Work instructions: When a line below contains the word "وسيلة", copy that line.

Recorded information:
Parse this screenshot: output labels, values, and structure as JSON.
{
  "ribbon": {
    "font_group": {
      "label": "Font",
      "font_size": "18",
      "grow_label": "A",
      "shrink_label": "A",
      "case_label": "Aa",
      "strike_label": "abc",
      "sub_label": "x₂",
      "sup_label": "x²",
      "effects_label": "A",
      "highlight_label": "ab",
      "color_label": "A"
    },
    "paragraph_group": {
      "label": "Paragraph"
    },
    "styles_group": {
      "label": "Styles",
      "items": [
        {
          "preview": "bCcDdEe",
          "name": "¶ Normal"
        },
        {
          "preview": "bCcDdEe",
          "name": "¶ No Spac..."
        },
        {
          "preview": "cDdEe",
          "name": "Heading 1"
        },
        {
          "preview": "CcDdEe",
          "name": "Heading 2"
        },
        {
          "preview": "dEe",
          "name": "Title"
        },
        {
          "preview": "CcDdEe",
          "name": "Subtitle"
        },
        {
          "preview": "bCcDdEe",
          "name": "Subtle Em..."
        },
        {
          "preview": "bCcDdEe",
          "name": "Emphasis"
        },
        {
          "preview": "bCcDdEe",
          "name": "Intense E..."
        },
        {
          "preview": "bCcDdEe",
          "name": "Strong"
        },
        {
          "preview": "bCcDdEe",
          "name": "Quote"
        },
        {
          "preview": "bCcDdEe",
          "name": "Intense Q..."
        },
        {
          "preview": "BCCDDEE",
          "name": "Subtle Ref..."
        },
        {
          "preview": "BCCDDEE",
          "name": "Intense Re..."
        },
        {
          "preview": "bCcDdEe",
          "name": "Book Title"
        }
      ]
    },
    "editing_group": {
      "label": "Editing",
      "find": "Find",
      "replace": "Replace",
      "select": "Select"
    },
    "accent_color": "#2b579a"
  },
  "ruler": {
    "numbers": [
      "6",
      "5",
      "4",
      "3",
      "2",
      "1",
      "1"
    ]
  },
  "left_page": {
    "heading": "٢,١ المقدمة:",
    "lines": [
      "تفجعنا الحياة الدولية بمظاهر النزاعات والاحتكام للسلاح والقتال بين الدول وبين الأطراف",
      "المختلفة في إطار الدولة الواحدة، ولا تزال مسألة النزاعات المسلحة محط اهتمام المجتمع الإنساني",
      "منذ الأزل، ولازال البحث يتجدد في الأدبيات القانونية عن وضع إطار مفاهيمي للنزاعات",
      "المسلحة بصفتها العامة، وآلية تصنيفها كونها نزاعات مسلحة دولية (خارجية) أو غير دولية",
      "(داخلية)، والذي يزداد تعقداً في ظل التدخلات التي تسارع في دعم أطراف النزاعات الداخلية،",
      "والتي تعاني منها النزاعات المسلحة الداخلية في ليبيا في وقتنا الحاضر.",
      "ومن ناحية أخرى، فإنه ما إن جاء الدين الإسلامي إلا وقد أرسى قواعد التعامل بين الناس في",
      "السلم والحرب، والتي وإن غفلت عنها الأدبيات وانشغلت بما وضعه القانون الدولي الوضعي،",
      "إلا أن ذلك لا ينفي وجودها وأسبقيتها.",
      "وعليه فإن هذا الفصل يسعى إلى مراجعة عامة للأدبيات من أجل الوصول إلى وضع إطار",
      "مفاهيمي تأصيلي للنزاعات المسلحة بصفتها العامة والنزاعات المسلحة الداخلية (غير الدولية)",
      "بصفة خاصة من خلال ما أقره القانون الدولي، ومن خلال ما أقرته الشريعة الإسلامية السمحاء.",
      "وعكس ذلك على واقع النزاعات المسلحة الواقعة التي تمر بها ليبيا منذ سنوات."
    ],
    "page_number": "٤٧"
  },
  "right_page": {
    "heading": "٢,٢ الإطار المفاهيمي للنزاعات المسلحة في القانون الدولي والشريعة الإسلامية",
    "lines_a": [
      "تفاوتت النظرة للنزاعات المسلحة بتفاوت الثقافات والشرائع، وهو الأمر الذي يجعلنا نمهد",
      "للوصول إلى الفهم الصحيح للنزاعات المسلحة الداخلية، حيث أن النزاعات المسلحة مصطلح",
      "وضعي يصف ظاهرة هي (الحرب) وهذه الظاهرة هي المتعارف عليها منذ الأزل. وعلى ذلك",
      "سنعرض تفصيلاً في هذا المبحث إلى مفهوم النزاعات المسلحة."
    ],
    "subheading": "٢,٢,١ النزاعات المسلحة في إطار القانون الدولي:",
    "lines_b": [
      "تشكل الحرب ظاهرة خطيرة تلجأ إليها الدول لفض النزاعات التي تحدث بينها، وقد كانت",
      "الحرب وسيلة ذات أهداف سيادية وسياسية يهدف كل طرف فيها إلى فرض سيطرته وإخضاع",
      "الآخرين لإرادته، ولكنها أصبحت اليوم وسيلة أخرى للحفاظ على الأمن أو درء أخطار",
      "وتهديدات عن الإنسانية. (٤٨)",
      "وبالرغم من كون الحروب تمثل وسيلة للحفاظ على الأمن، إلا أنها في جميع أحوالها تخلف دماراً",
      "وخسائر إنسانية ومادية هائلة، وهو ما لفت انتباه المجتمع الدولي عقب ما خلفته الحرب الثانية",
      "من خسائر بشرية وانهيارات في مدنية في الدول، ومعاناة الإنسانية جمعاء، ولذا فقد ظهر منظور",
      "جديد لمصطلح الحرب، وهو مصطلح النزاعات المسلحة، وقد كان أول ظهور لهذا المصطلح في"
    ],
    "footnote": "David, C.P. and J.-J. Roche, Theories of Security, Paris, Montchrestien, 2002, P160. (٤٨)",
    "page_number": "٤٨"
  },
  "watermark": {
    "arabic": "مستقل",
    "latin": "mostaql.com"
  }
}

Task answer:
      "الحرب وسيلة ذات أهداف سيادية وسياسية يهدف كل طرف فيها إلى فرض سيطرته وإخضاع",
      "الآخرين لإرادته، ولكنها أصبحت اليوم وسيلة أخرى للحفاظ على الأمن أو درء أخطار",
      "وبالرغم من كون الحروب تمثل وسيلة للحفاظ على الأمن، إلا أنها في جميع أحوالها تخلف دماراً",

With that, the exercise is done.